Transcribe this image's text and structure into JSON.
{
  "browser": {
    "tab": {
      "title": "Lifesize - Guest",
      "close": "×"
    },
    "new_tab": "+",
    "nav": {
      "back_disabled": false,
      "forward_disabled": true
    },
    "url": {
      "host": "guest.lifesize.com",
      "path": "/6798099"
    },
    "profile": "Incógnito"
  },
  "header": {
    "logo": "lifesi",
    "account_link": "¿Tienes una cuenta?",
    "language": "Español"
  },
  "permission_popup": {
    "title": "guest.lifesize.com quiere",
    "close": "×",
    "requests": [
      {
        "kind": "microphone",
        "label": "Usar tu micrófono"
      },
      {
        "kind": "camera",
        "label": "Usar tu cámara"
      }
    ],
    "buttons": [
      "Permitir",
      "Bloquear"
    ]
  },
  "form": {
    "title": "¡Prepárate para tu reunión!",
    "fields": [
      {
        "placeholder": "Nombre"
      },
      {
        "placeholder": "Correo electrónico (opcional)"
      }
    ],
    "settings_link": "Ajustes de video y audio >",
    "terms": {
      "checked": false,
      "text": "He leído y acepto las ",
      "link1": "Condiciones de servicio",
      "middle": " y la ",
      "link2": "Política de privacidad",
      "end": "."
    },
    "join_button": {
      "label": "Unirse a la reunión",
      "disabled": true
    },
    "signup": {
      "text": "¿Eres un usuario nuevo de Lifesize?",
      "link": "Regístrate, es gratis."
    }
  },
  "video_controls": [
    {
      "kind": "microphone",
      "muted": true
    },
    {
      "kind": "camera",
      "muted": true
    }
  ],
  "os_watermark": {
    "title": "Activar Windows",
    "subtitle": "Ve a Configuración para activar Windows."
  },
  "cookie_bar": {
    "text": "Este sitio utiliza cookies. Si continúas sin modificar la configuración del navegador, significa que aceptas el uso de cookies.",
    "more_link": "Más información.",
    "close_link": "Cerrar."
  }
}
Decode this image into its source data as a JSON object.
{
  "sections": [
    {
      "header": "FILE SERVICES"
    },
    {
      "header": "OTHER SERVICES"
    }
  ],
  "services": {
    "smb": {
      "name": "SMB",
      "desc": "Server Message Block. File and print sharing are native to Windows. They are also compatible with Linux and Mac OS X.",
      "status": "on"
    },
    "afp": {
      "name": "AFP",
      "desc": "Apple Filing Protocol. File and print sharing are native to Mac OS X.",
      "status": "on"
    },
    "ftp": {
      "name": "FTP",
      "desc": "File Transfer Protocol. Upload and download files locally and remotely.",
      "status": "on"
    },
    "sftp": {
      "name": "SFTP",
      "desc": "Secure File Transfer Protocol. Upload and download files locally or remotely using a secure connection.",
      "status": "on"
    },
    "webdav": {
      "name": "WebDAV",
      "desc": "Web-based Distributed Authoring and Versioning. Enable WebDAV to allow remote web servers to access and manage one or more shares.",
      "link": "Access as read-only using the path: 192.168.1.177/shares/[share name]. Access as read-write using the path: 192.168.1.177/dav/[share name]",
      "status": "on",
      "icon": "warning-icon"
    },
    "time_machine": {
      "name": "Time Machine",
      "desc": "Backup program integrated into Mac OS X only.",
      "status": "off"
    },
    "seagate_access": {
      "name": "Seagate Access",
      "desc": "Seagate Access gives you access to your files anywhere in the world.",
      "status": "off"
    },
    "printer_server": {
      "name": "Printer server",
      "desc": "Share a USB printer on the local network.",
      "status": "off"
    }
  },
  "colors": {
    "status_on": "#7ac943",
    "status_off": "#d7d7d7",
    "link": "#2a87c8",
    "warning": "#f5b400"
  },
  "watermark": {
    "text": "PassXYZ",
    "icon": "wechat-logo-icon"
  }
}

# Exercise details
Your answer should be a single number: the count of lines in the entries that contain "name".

# Exercise result
9